The voters have spoken.
Well, some of them.
With just over 8,400 of Westport’s 19,811 eligible voters casting ballots, Republicans retain Town Hall. Control of the selectman’s office has ping-ponged between parties ever since the 1970s, when a 25-year stretch of Republicans ended.
This will be the 3rd straight term for Republican leadership. But this is Westport, not Washington or many other places in America.
We’re a blue town, in a blue state. And we’re a town. We’re neighbors. We see our new selectwomen — and, notably, this is the first time in our history the top 2 slots are filled by females — everywhere. The market, the beach, doctor’s offices — they’re part of our community.
Jen Tooker and Andrea Moore are Westporters, through and through. Tooker has lived here for many years; Moore is a Staples graduate.
Both have extensive experience. Tooker is the incumbent 2nd selectwoman; Moore serves on the Board of Finance. They know this place. They know us. They will guide our town with wisdom, strength, compassion and care.
Tooker and Moore won the election with substantial support from Democrats and independents.
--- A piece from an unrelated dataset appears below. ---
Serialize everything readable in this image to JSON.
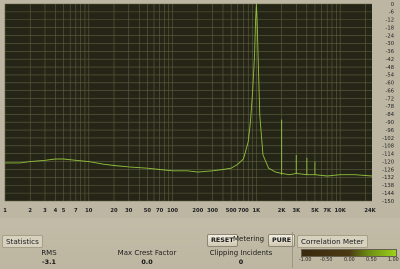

Both groups represent the bulk of Westport voters.
Tuesday’s election was hardly a Republican wave. Democrats continue to control all boards and commissions. They outpolled their opponents — in some cases, substantially — in races that were both contested, and uncontested.
Planning & Zoning — one of the most important bodies in town — saw the re-election of 3 Democratic incumbents.
The Board of Education — another crucial body — was humming quietly along, with 2 candidates from each party “vying” for 4 seats. A late write-in candidate plastered the town with signs, but drew less than 5% of the vote.
Suddenly — less than a week before Election Day — one candidate slammed his own Republican Party, for failing to take a stand on the Critical Race Theory debate, and alleging it had stopped him from campaigning.
The resulting extensive publicity did not seem to matter. Both Republicans drew nearly the same number of votes; at around 21%, both trailed their Democratic rivals, who were around 28%. All 4 now make up the majority of the new Board of Ed.
One of the big stories of this election was the number of uncontested races. The Board of Finance and Zoning Board of Appeals had the same number of candidates as open spots; so (without the write-in candidate) did the Board of Ed.
Six of the town’s 9 Representative Town Meeting districts did not have competitive races.
Combined with the low turnout, that raises a crucial question: How much do Westporters really care about our town government?
Kudos to the men and women who stepped up this election season. Thanks to all who ran, whether they were opposed or not.
You will run our town well. You will put in countless hours, read mind-numbing reports, attend endless meetings, and hear from many residents, with ideas, insights and complaints ranging from very valid to ridiculously absurd.
Some of them may have voted for you. Some of them may have voted against you. Some may not have voted at all.
That’s the reality of democracy. We get the government we deserve.
Or, in Westport’s case, sometimes it’s even better than we deserve.